_Work instruction_
Please count how many lines in the entries below contain "real" and reply with the figure alone.

_Material to process_
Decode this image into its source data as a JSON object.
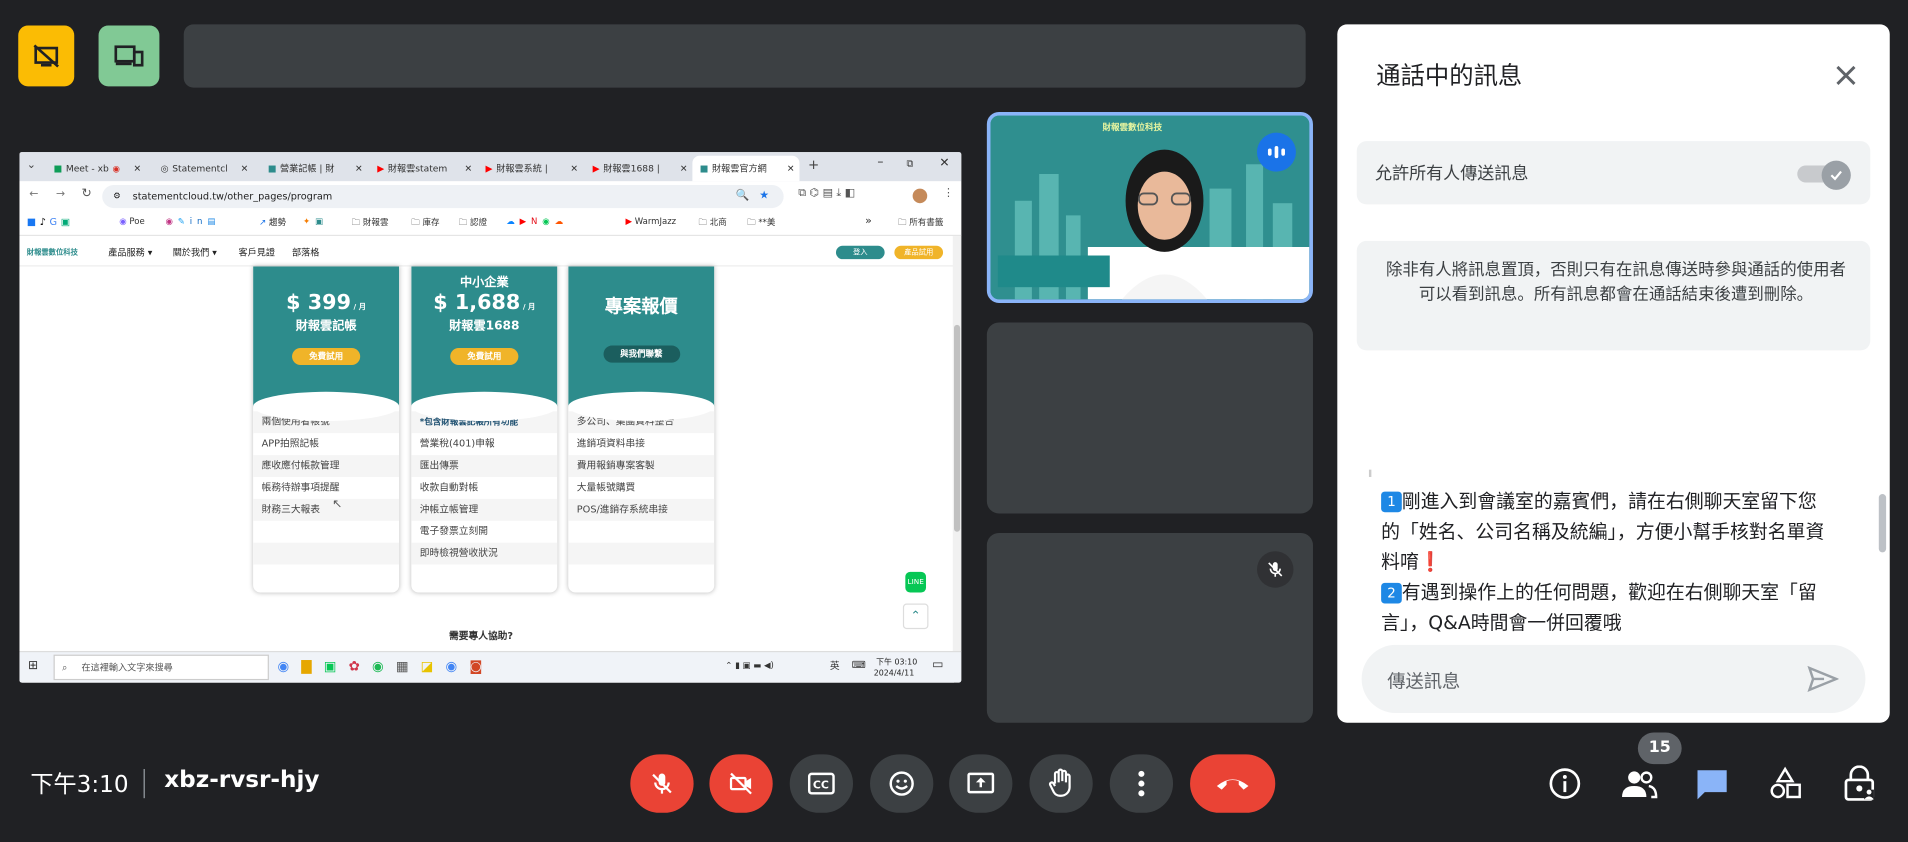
{
  "meeting": {
    "time": "下午3:10",
    "code": "xbz-rvsr-hjy",
    "people_count": "15"
  },
  "browser": {
    "tabs": [
      {
        "label": "Meet - xb"
      },
      {
        "label": "Statementcl"
      },
      {
        "label": "營業記帳 | 財"
      },
      {
        "label": "財報雲statem"
      },
      {
        "label": "財報雲系統 |"
      },
      {
        "label": "財報雲1688 |"
      },
      {
        "label": "財報雲官方網"
      }
    ],
    "url": "statementcloud.tw/other_pages/program",
    "bookmarks": [
      "Poe",
      "趨勢",
      "財報雲",
      "庫存",
      "認證",
      "WarmJazz",
      "北商",
      "**美",
      "所有書籤"
    ]
  },
  "site": {
    "logo_text": "財報雲數位科技",
    "nav": [
      "產品服務 ▾",
      "關於我們 ▾",
      "客戶見證",
      "部落格"
    ],
    "login": "登入",
    "trial": "產品試用",
    "cards": [
      {
        "top_label": "",
        "price": "$ 399",
        "unit": "/ 月",
        "plan": "財報雲記帳",
        "button": "免費試用",
        "features": [
          "兩個使用者帳號",
          "APP拍照記帳",
          "應收應付帳款管理",
          "帳務待辦事項提醒",
          "財務三大報表",
          "",
          "",
          ""
        ]
      },
      {
        "top_label": "中小企業",
        "price": "$ 1,688",
        "unit": "/ 月",
        "plan": "財報雲1688",
        "button": "免費試用",
        "features": [
          "*包含財報雲記帳所有功能",
          "營業稅(401)申報",
          "匯出傳票",
          "收款自動對帳",
          "沖帳立帳管理",
          "電子發票立刻開",
          "即時檢視營收狀況",
          ""
        ]
      },
      {
        "top_label": "",
        "price": "",
        "unit": "",
        "plan": "專案報價",
        "button": "與我們聯繫",
        "features": [
          "多公司、集團資料整合",
          "進銷項資料串接",
          "費用報銷專案客製",
          "大量帳號購買",
          "POS/進銷存系統串接",
          "",
          "",
          ""
        ]
      }
    ],
    "help_text": "需要專人協助?"
  },
  "taskbar": {
    "search_placeholder": "在這裡輸入文字來搜尋",
    "ime": "英",
    "clock_time": "下午 03:10",
    "clock_date": "2024/4/11"
  },
  "chat": {
    "title": "通話中的訊息",
    "allow_label": "允許所有人傳送訊息",
    "allow_enabled": true,
    "notice": "除非有人將訊息置頂，否則只有在訊息傳送時參與通話的使用者可以看到訊息。所有訊息都會在通話結束後遭到刪除。",
    "message_1_num": "1",
    "message_1": "剛進入到會議室的嘉賓們，請在右側聊天室留下您的「姓名、公司名稱及統編」，方便小幫手核對名單資料唷",
    "message_1_mark": "❗",
    "message_2_num": "2",
    "message_2": "有遇到操作上的任何問題，歡迎在右側聊天室「留言」，Q&A時間會一併回覆哦",
    "input_placeholder": "傳送訊息"
  },
  "presenter": {
    "banner": "財報雲數位科技"
  },
  "colors": {
    "background": "#202124",
    "tile": "#3c4043",
    "red": "#ea4335",
    "active_blue": "#8ab4f8",
    "teal": "#2d8c8c",
    "badge_yellow": "#fbbc04",
    "badge_green": "#81c995"
  },
  "icons": {
    "top_left_1": "no-presentation-icon",
    "top_left_2": "devices-icon"
  }
}
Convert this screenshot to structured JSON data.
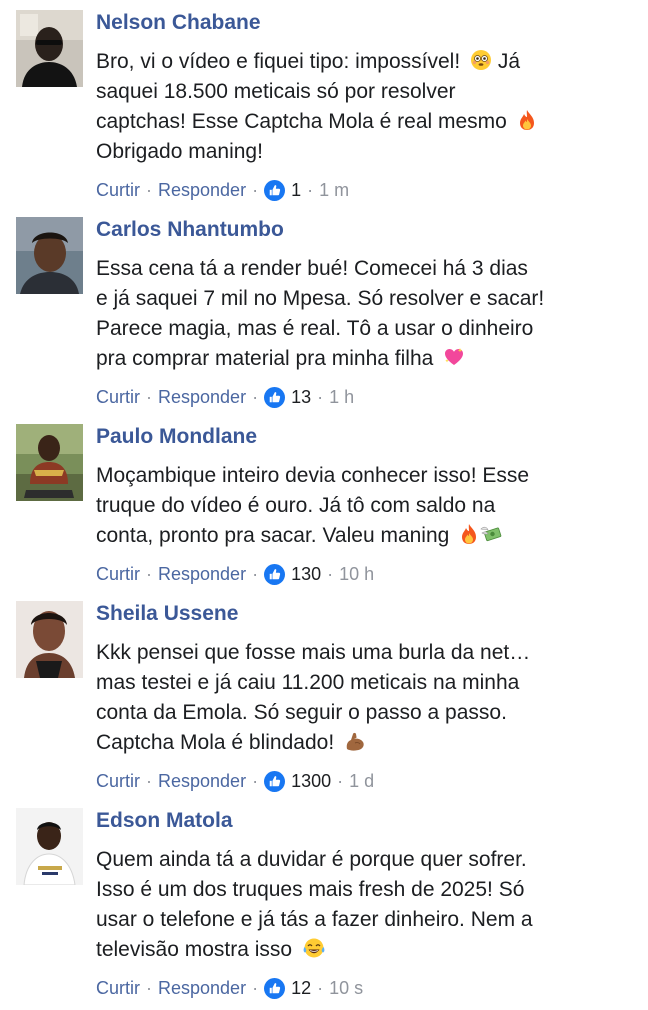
{
  "actions": {
    "like_label": "Curtir",
    "reply_label": "Responder",
    "separator": "·"
  },
  "colors": {
    "author_name": "#3b5897",
    "action_link": "#4b67a1",
    "meta_text": "#90949c",
    "like_badge": "#1877f2",
    "body_text": "#1c1e21"
  },
  "comments": [
    {
      "author": "Nelson Chabane",
      "lines": [
        "Bro, vi o vídeo e fiquei tipo: impossível!",
        "saquei 18.500 meticais só por resolver",
        "captchas! Esse Captcha Mola é real mesmo",
        "Obrigado maning!"
      ],
      "line1_suffix": "Já",
      "emojis": [
        "flushed-face-emoji",
        "fire-emoji"
      ],
      "likes": "1",
      "time": "1 m"
    },
    {
      "author": "Carlos Nhantumbo",
      "lines": [
        "Essa cena tá a render bué! Comecei há 3 dias",
        "e já saquei 7 mil no Mpesa. Só resolver e sacar!",
        "Parece magia, mas é real. Tô a usar o dinheiro",
        "pra comprar material pra minha filha"
      ],
      "emojis": [
        "sparkling-heart-emoji"
      ],
      "likes": "13",
      "time": "1 h"
    },
    {
      "author": "Paulo Mondlane",
      "lines": [
        "Moçambique inteiro devia conhecer isso! Esse",
        "truque do vídeo é ouro. Já tô com saldo na",
        "conta, pronto pra sacar. Valeu maning"
      ],
      "emojis": [
        "fire-emoji",
        "money-with-wings-emoji"
      ],
      "likes": "130",
      "time": "10 h"
    },
    {
      "author": "Sheila Ussene",
      "lines": [
        "Kkk pensei que fosse mais uma burla da net…",
        "mas testei e já caiu 11.200 meticais na minha",
        "conta da Emola. Só seguir o passo a passo.",
        "Captcha Mola é blindado!"
      ],
      "emojis": [
        "flexed-biceps-emoji"
      ],
      "likes": "1300",
      "time": "1 d"
    },
    {
      "author": "Edson Matola",
      "lines": [
        "Quem ainda tá a duvidar é porque quer sofrer.",
        "Isso é um dos truques mais fresh de 2025! Só",
        "usar o telefone e já tás a fazer dinheiro. Nem a",
        "televisão mostra isso"
      ],
      "emojis": [
        "tears-of-joy-emoji"
      ],
      "likes": "12",
      "time": "10 s"
    }
  ]
}
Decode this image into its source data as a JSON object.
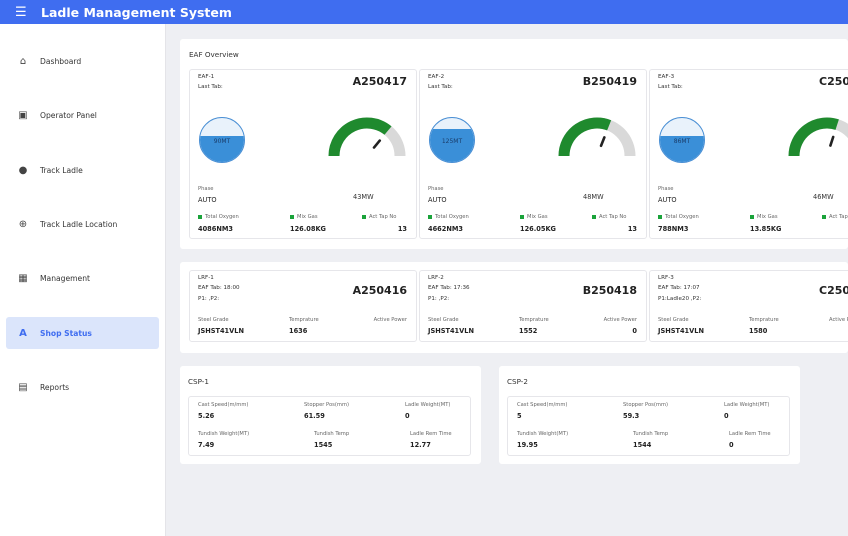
{
  "app": {
    "title": "Ladle Management System"
  },
  "sidebar": {
    "items": [
      {
        "label": "Dashboard",
        "icon": "home-icon"
      },
      {
        "label": "Operator Panel",
        "icon": "calendar-icon"
      },
      {
        "label": "Track Ladle",
        "icon": "location-pin-icon"
      },
      {
        "label": "Track Ladle Location",
        "icon": "crosshair-icon"
      },
      {
        "label": "Management",
        "icon": "grid-icon"
      },
      {
        "label": "Shop Status",
        "icon": "triangle-icon",
        "active": true
      },
      {
        "label": "Reports",
        "icon": "clipboard-icon"
      }
    ]
  },
  "eaf": {
    "title": "EAF Overview",
    "labels": {
      "last_tab": "Last Tab:",
      "phase": "Phase",
      "total_oxygen": "Total Oxygen",
      "mix_gas": "Mix Gas",
      "act_tap_no": "Act Tap No"
    },
    "cards": [
      {
        "name": "EAF-1",
        "code": "A250417",
        "ladle": "90MT",
        "ladle_level": 0.6,
        "power": "43MW",
        "power_level": 0.72,
        "phase": "AUTO",
        "oxygen": "4086NM3",
        "mix_gas": "126.08KG",
        "tap_no": "13"
      },
      {
        "name": "EAF-2",
        "code": "B250419",
        "ladle": "125MT",
        "ladle_level": 0.75,
        "power": "48MW",
        "power_level": 0.62,
        "phase": "AUTO",
        "oxygen": "4662NM3",
        "mix_gas": "126.05KG",
        "tap_no": "13"
      },
      {
        "name": "EAF-3",
        "code": "C250",
        "ladle": "86MT",
        "ladle_level": 0.6,
        "power": "46MW",
        "power_level": 0.6,
        "phase": "AUTO",
        "oxygen": "788NM3",
        "mix_gas": "13.85KG",
        "tap_no": ""
      }
    ]
  },
  "lrf": {
    "labels": {
      "steel_grade": "Steel Grade",
      "temperature": "Temprature",
      "active_power": "Active Power"
    },
    "cards": [
      {
        "name": "LRF-1",
        "tab": "EAF Tab: 18:00",
        "positions": "P1: ,P2:",
        "code": "A250416",
        "grade": "JSHST41VLN",
        "temp": "1636",
        "power": ""
      },
      {
        "name": "LRF-2",
        "tab": "EAF Tab: 17:36",
        "positions": "P1: ,P2:",
        "code": "B250418",
        "grade": "JSHST41VLN",
        "temp": "1552",
        "power": "0"
      },
      {
        "name": "LRF-3",
        "tab": "EAF Tab: 17:07",
        "positions": "P1:Ladle20 ,P2:",
        "code": "C250",
        "grade": "JSHST41VLN",
        "temp": "1580",
        "power": ""
      }
    ]
  },
  "csp": {
    "labels": {
      "cast_speed": "Cast Speed(m/mm)",
      "stopper_pos": "Stopper Pos(mm)",
      "ladle_weight": "Ladle Weight(MT)",
      "tundish_weight": "Tundish Weight(MT)",
      "tundish_temp": "Tundish Temp",
      "ladle_rem_time": "Ladle Rem Time"
    },
    "panels": [
      {
        "title": "CSP-1",
        "cast_speed": "5.26",
        "stopper_pos": "61.59",
        "ladle_weight": "0",
        "tundish_weight": "7.49",
        "tundish_temp": "1545",
        "ladle_rem_time": "12.77"
      },
      {
        "title": "CSP-2",
        "cast_speed": "5",
        "stopper_pos": "59.3",
        "ladle_weight": "0",
        "tundish_weight": "19.95",
        "tundish_temp": "1544",
        "ladle_rem_time": "0"
      }
    ]
  },
  "colors": {
    "accent": "#3f6df0",
    "gauge_on": "#1f8a2e",
    "gauge_off": "#d9d9d9",
    "ladle_fill": "#3a8fd8"
  }
}
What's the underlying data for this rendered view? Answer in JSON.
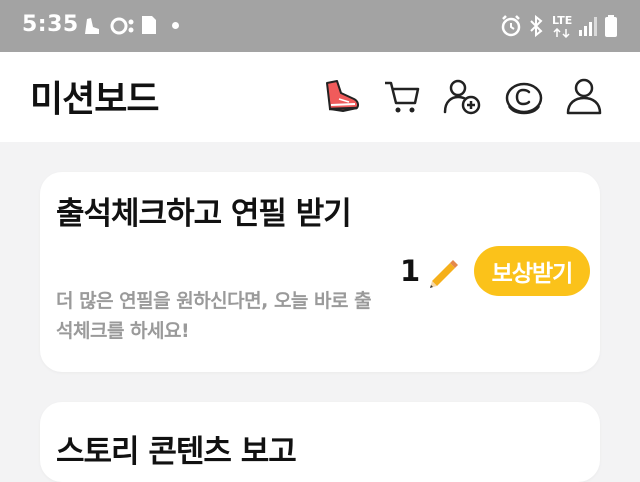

_Answer for the task_
2